Find the lines in the records below that contain "icon", and report each of them.

──────── Material for the task ────────

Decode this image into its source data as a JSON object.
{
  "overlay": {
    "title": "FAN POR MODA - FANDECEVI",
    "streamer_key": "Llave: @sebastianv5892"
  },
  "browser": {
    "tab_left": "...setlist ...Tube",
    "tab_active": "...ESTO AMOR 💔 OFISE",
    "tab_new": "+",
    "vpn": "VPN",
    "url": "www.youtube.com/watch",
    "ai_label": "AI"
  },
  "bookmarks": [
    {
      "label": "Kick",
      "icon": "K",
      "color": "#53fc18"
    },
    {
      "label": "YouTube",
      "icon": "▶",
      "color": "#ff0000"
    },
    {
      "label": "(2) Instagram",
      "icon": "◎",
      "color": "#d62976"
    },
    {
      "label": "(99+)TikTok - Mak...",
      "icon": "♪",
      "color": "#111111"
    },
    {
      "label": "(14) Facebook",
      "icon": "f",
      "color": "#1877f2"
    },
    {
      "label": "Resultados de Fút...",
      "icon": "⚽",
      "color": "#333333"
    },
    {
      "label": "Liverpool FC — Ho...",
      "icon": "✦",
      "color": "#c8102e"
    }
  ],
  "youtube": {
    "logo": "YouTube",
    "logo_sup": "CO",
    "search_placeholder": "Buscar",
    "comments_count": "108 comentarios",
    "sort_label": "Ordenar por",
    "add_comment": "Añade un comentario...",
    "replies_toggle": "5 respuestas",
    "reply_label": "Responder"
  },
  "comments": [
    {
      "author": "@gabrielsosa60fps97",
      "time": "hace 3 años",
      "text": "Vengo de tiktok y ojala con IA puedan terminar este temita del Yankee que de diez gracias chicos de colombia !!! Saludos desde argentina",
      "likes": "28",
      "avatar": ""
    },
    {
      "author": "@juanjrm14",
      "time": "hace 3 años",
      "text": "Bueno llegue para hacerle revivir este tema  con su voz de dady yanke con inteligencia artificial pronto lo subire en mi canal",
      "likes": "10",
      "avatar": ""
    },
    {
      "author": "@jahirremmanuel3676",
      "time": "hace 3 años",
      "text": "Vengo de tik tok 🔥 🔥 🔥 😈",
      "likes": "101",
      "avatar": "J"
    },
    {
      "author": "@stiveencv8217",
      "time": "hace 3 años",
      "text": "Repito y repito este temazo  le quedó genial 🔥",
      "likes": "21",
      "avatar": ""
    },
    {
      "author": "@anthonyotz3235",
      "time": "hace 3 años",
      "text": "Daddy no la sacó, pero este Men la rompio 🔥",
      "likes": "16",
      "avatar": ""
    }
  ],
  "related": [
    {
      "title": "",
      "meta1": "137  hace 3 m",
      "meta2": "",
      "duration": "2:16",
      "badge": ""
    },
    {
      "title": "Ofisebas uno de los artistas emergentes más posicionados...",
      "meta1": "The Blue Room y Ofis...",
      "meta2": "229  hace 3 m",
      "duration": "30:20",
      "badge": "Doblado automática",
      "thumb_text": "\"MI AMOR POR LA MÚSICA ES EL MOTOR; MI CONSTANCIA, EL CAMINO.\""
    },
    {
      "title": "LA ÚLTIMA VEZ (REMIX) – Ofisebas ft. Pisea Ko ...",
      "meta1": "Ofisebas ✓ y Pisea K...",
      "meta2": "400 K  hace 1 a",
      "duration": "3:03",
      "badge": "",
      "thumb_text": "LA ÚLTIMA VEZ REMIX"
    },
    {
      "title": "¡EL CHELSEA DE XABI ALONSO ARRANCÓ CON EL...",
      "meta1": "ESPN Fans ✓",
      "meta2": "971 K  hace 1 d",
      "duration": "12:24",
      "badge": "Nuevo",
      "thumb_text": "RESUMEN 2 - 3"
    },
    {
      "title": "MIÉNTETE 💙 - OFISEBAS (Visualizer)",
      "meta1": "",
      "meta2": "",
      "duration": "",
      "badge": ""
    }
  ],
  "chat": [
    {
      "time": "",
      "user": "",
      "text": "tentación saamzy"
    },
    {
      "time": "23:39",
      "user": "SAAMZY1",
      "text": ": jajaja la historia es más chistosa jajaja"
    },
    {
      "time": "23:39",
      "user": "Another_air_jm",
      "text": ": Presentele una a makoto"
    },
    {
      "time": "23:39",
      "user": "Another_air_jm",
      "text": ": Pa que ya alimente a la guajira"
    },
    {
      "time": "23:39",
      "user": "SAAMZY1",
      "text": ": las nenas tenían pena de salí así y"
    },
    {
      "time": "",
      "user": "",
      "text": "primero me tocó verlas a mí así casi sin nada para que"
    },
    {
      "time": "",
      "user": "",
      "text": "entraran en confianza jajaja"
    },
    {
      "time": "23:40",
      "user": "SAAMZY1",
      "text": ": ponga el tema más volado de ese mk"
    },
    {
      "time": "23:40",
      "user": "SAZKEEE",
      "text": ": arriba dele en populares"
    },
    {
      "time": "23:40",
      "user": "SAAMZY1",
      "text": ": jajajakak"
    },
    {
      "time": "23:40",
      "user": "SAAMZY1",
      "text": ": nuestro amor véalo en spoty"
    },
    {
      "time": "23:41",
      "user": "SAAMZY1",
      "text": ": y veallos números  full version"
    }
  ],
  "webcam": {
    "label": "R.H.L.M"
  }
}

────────

Written solution >>
      "icon": "K",
      "icon": "▶",
      "icon": "◎",
      "icon": "♪",
      "icon": "f",
      "icon": "⚽",
      "icon": "✦",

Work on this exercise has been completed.